DIRECTIONS: Every entry that follows should be reproduced exactly.

Entries from a dataset of interfaces:

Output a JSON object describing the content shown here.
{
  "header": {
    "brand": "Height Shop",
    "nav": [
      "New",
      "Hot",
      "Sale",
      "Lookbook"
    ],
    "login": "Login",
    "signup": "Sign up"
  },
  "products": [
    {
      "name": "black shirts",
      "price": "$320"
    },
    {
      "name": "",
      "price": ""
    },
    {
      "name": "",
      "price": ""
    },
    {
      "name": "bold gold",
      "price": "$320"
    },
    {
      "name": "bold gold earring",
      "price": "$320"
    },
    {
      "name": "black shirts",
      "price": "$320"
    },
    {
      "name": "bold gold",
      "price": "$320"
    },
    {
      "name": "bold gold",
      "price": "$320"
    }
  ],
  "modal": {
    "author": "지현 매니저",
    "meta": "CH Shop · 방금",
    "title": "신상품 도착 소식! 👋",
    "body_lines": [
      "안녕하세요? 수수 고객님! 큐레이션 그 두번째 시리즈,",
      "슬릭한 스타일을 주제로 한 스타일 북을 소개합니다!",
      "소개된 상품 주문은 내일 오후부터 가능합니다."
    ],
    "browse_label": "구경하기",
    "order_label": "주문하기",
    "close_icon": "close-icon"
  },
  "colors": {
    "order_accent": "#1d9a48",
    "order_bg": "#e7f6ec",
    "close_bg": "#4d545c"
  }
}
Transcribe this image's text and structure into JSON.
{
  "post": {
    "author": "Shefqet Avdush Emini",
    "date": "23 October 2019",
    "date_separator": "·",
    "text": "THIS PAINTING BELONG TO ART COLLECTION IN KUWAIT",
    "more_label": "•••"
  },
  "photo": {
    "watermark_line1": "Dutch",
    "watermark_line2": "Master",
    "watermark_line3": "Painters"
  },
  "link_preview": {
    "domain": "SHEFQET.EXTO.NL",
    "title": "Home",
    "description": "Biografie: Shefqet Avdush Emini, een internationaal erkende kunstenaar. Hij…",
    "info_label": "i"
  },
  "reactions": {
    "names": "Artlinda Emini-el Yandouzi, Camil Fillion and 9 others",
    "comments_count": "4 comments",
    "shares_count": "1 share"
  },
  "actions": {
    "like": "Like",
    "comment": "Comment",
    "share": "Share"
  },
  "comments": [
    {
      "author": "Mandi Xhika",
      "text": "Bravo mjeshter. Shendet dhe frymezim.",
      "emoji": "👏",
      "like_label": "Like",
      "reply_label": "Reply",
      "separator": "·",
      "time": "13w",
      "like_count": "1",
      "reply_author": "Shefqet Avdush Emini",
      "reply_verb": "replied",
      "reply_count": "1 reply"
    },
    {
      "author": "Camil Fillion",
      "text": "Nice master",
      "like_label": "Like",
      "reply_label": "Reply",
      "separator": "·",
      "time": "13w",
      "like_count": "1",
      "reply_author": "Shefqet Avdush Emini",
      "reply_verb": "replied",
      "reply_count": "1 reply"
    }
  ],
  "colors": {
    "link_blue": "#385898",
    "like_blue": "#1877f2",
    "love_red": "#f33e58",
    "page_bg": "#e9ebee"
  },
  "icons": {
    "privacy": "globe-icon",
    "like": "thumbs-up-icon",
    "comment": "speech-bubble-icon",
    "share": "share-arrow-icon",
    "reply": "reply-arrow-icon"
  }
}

RESPONSE TO THIS EXERCISE:
Output a JSON object describing the content shown here.
{
  "header": {
    "brand": "Height Shop",
    "nav": [
      "New",
      "Hot",
      "Sale",
      "Lookbook"
    ],
    "login": "Login",
    "signup": "Sign up"
  },
  "products": [
    {
      "name": "black shirts",
      "price": "$320"
    },
    {
      "name": "",
      "price": ""
    },
    {
      "name": "",
      "price": ""
    },
    {
      "name": "bold gold",
      "price": "$320"
    },
    {
      "name": "bold gold earring",
      "price": "$320"
    },
    {
      "name": "black shirts",
      "price": "$320"
    },
    {
      "name": "bold gold",
      "price": "$320"
    },
    {
      "name": "bold gold",
      "price": "$320"
    }
  ],
  "modal": {
    "author": "지현 매니저",
    "meta": "CH Shop · 방금",
    "title": "신상품 도착 소식! 👋",
    "body_lines": [
      "안녕하세요? 수수 고객님! 큐레이션 그 두번째 시리즈,",
      "슬릭한 스타일을 주제로 한 스타일 북을 소개합니다!",
      "소개된 상품 주문은 내일 오후부터 가능합니다."
    ],
    "browse_label": "구경하기",
    "order_label": "주문하기",
    "close_icon": "close-icon"
  },
  "colors": {
    "order_accent": "#1d9a48",
    "order_bg": "#e7f6ec",
    "close_bg": "#4d545c"
  }
}
Transcribe this image's text and structure into JSON.
{
  "post": {
    "author": "Shefqet Avdush Emini",
    "date": "23 October 2019",
    "date_separator": "·",
    "text": "THIS PAINTING BELONG TO ART COLLECTION IN KUWAIT",
    "more_label": "•••"
  },
  "photo": {
    "watermark_line1": "Dutch",
    "watermark_line2": "Master",
    "watermark_line3": "Painters"
  },
  "link_preview": {
    "domain": "SHEFQET.EXTO.NL",
    "title": "Home",
    "description": "Biografie: Shefqet Avdush Emini, een internationaal erkende kunstenaar. Hij…",
    "info_label": "i"
  },
  "reactions": {
    "names": "Artlinda Emini-el Yandouzi, Camil Fillion and 9 others",
    "comments_count": "4 comments",
    "shares_count": "1 share"
  },
  "actions": {
    "like": "Like",
    "comment": "Comment",
    "share": "Share"
  },
  "comments": [
    {
      "author": "Mandi Xhika",
      "text": "Bravo mjeshter. Shendet dhe frymezim.",
      "emoji": "👏",
      "like_label": "Like",
      "reply_label": "Reply",
      "separator": "·",
      "time": "13w",
      "like_count": "1",
      "reply_author": "Shefqet Avdush Emini",
      "reply_verb": "replied",
      "reply_count": "1 reply"
    },
    {
      "author": "Camil Fillion",
      "text": "Nice master",
      "like_label": "Like",
      "reply_label": "Reply",
      "separator": "·",
      "time": "13w",
      "like_count": "1",
      "reply_author": "Shefqet Avdush Emini",
      "reply_verb": "replied",
      "reply_count": "1 reply"
    }
  ],
  "colors": {
    "link_blue": "#385898",
    "like_blue": "#1877f2",
    "love_red": "#f33e58",
    "page_bg": "#e9ebee"
  },
  "icons": {
    "privacy": "globe-icon",
    "like": "thumbs-up-icon",
    "comment": "speech-bubble-icon",
    "share": "share-arrow-icon",
    "reply": "reply-arrow-icon"
  }
}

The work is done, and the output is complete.